The hypothalamus has essential roles in the central regulation of hormone secretion in most of endocrine organs, as well as a variety of autonomic functions such as the regulation of appetite, reproduction, temperature, water-electrolyte metabolism, circulation, emotional states, and sleep. Hypothalamic hormones such as corticotropin-releasing hormone (CRH) are produced in the neurons in the hypothalamus, and transported to the median eminence via the axonal transport and then to the anterior pituitary lobe via the pituitary portal vessels. In contrast, vasopressin and oxytocin produced in the magnocellular neurons of the paraventricular and supraoptic nuclei are transported to the neurohypophysis via the axonal transport and released into the circulation. Hypothalamus and neurohypophysis are therefore related to a variety of diseases, such as hypogonadism, precocious puberty, obesity, diabetes insipidus, and narcolepsy. This chapter describes the pathology of the hypothalamus and neurohypophysis, as well as their anatomy and physiology.

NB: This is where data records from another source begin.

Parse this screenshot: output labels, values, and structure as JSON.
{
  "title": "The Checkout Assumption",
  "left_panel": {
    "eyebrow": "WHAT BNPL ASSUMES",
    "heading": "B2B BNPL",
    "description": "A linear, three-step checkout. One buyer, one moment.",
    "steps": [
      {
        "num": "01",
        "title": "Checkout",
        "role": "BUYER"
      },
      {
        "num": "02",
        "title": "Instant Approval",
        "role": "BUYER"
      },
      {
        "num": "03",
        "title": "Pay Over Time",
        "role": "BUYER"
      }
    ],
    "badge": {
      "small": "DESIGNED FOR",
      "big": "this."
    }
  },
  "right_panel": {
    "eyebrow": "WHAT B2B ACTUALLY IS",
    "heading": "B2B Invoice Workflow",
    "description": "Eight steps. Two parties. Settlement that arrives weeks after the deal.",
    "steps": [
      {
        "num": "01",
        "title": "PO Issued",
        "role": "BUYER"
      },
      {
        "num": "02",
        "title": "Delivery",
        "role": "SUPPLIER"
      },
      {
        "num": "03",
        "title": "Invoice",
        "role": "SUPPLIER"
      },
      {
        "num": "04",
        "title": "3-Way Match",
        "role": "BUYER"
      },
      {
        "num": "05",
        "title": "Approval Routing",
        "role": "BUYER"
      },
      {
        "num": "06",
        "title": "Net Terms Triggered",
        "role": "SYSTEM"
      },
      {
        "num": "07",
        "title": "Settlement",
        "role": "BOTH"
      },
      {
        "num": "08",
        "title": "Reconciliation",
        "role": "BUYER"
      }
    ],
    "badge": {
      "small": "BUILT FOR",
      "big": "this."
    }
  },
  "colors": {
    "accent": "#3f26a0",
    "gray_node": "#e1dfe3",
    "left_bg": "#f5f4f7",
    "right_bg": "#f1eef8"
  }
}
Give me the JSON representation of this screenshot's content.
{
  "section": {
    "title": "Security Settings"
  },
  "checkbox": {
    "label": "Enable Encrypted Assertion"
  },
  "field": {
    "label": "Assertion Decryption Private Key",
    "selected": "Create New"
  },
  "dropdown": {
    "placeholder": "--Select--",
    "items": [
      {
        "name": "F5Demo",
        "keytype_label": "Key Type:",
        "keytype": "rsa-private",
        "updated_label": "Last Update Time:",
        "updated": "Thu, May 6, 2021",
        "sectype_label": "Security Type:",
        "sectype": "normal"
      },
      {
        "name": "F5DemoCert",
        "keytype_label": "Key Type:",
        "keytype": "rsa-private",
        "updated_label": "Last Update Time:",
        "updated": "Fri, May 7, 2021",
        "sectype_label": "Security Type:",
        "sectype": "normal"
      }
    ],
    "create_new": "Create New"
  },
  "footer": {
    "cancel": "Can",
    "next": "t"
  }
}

In particular, focus has been laid on recent molecular advances in the physiology and diseases of hypothalamus and neurohypophysis.
|Title of host publication||Endocrine Pathology|
|Subtitle of host publication||Differential Diagnosis and Molecular Advances|
|Publisher||Springer New York|
|Number of pages||28|
|Publication status||Published - 2010|
- Diabetes insipidus
ASJC Scopus subject areas